As the bell rings for fourth period to begin, a surge of students rush the sign-in table outside the Community of Caring classroom at Olympus High School. After they’ve dutifully checked their name, claiming attendance, they’re off to either do community service or to take a nap. However, there is one group of student volunteers commonly found grabbing as many people as possible, running to their carpools, and taking off down 39th South, fueled by childish excitement.
This group is going to Hartvigsen School, a specialty school in Granite School District for mentally and physically handicapped students. Here, they’ll work with special-needs people ranging from age 6 to 22 with a variety of activities and forming lifelong friendships. However, some are especially privileged to work with a new, groundbreaking program called EagleEyes.
EagleEyes is a software program created by Professor James Gips of Boston College in 1995 and has since changed the lives of thousands of special needs children and adults around the world. This system is especially tailored toward those who are severely handicapped, and in most cases cannot willfully control any part of the body except for the eyes. Volunteers are trained to carefully attach sensors around the eyes, which are sensitive enough to pick up the slight muscle impulses given off when one moves his or her eye. This reading is then translated on screen, giving the student total control of the mouse.
Most students using EagleEyes begin with simple target games, which are meant to teach them cause and effect. This concept is extremely difficult to teach to severely handicapped children because it is a lesson best learned hands on and was nearly impossible before EagleEyes was introduced to the public in 2004. After the student has mastered the target games, they advance to identification and counting activities, and soon after that, he or she is skilled enough to type out their own messages.
Although this seems simple, to the students using EagleEyes it is absolutely liberating. In most cases, these children have spent their entire lives without the ability to speak or even to communicate beyond a simple “yes-no” command. This communication gap hinders teachers from accurately judging the skill level of most students. However, with the introduction of this new program, volunteers and administrators alike are amazed at the sheer intelligence and creativity of the children society would instantly write off as “challenged.”
When students from Olympus aren’t working on EagleEyes they work with the higher functioning portion of the school. Here, students will do drills with identification, diction, and motor skills with their volunteers. Like EagleEyes, friendships have quickly formed between partnerships, with some amazing results. For example, Dayna Morris– a senior at Olympus– was paired with a boy with severe autism who would rarely speak even to teachers he’d known for months. After a few weeks of working with this boy, however, their friendship grew to the point where he started talking, and Dayna was there to listen in earnest. Megan Jones, a junior, had a similar experience with her student: although Megan was working with a higher functioning girl, she still a hard time identifying spoken emotion with the illustrated faces on a paper. After several weeks with little progress, Megan decided to take a more creative route– remembering their mutual love of Taylor Swift, Megan brought in her iPod the next session and asked her student to point to the angry illustration every time Taylor said the word “mean” in the song “Mean”, and the other emotions mentioned in the lyrics. The results were astounding as her partner executed the drill perfectly, smiling and singing along.

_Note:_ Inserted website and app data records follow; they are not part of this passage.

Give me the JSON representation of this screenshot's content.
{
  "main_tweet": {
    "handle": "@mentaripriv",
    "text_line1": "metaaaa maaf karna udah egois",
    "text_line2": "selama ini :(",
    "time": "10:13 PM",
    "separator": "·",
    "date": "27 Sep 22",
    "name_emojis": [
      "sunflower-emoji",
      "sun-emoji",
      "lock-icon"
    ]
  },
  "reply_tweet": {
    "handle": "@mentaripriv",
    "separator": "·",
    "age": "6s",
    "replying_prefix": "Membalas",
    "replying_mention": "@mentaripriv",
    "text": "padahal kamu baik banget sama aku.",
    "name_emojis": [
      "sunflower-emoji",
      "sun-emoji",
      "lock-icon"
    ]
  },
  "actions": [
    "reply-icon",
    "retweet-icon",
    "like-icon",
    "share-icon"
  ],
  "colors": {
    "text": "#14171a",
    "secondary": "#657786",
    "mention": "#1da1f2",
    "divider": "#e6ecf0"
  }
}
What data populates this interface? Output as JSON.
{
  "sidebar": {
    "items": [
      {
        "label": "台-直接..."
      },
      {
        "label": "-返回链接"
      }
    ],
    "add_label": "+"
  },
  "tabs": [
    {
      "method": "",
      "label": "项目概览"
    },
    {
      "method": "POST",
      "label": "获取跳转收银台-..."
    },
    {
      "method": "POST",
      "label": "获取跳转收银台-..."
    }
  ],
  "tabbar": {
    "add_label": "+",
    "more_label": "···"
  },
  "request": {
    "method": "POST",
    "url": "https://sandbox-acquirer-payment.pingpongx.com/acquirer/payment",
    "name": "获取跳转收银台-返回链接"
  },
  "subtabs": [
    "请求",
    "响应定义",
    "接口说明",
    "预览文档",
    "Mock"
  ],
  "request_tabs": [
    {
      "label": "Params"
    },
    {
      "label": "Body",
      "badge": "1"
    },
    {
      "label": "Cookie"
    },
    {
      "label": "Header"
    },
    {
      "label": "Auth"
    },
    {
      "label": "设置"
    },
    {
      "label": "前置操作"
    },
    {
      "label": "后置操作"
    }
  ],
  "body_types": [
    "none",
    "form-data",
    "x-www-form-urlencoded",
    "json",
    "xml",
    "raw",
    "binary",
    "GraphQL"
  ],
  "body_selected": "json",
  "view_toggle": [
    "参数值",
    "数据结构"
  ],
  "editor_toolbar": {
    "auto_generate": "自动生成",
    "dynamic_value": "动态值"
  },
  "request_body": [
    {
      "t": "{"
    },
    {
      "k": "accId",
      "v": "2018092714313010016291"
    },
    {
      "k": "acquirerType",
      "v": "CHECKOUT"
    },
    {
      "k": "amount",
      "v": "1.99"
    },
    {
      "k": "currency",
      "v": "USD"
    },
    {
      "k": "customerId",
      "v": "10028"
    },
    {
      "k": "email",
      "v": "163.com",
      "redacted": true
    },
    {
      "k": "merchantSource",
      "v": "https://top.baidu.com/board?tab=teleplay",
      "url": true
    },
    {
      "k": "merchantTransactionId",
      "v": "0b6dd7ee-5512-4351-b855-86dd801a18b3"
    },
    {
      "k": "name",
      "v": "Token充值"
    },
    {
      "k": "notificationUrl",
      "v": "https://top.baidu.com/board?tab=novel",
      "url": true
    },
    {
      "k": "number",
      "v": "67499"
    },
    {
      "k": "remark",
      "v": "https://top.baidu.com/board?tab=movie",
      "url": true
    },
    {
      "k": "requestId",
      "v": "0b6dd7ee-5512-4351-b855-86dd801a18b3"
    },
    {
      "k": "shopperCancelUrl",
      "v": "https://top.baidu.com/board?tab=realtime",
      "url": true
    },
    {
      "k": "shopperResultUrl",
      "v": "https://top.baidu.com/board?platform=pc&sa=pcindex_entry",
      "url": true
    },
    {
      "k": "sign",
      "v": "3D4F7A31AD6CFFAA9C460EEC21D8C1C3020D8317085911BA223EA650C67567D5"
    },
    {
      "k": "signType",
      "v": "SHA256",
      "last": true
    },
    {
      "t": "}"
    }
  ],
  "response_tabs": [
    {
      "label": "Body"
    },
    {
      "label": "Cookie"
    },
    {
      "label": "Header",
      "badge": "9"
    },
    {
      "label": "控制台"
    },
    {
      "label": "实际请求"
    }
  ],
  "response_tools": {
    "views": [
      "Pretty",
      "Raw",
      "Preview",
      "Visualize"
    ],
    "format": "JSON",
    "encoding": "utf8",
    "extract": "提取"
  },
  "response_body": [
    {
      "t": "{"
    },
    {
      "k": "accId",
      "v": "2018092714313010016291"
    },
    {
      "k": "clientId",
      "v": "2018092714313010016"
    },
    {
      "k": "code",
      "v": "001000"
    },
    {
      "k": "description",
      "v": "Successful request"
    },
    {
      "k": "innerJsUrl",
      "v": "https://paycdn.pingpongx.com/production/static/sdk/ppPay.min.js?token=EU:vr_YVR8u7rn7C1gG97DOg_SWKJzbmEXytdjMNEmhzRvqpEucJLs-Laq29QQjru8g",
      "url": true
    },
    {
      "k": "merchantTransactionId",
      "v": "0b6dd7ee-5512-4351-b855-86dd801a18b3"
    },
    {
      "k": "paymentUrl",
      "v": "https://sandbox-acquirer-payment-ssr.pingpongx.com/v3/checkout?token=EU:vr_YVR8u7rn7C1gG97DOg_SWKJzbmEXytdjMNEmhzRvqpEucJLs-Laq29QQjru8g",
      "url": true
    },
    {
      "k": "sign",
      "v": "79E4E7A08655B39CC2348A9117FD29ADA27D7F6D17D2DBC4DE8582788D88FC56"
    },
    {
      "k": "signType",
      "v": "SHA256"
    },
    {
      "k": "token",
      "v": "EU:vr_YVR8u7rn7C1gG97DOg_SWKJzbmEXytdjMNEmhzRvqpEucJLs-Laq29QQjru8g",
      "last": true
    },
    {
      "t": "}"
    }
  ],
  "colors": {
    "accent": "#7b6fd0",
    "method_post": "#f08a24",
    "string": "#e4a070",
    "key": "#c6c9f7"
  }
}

Just as the lives of the students at Hartvigsen School have been changed forever, so have the volunteers from Olympus High. Going in, most students identified as being uncomfortable around handicapped people. After one day at Hartvigsen, though, not a single face was seen without a smile and were thrilled to have the opportunity to return later in the week. Directors have noticed the program is also very therapeutic for teens: after a long day of feeling insignificant, unwanted, and depressed, volunteers can immerse themselves around always-happy, ever-excited faces and are reminded of their many blessings and what they have to offer to the world. Plans for the future have also been positively affected due to service at the school. Bryan Jolley, a senior at Olympus, plans to volunteer even after the class ends, and hopes to apply for a job at Hartvigsen School in the near future. Emily Hoffman, another senior, says “I’ve [always wanted] to be a teacher and before this I wasn’t sure what I wanted to teach, [but] now I know I want to work with these kids.”
Friendships between student and volunteer have been flourishing since day one. Debbie Inkley, the co-director of EagleEyes at Hartvigsen School, said in a presentation that this not only gives these special needs children the opportunity to learn and to grow, but also to interact with kids their age. It’s common for these handicapped children to feel coddled by the adults in their lives and ignored by their age-group, but between literacy and EagleEyes, they get the opportunity to hang out with their peers, and truly feel accepted. Sarah Demers, a junior, says “When you take away a key element in communication, you become even closer than anyone could imagine. My favorite part is the new friendships. Especially with Chandler and Crystal, the kids I work with the most. The feel of friendship is so strong with them that I’m not sure it could ever been reciprocated in a ‘normal’ relationship.”
Hartvigsen School began as an obligation, but grew into a privilege. All those involved in the program– whether it’s EagleEyes or Literacy class– agree they’ve experienced something utterly life-changing and beautiful, and all hope to continue working in the future. “Being able to see the delight in those kids’ eyes when you [just] hold their hand or smile at them is the best feeling ever,” says Demmers, “When you learn a real connection, that’s something you can never forget.”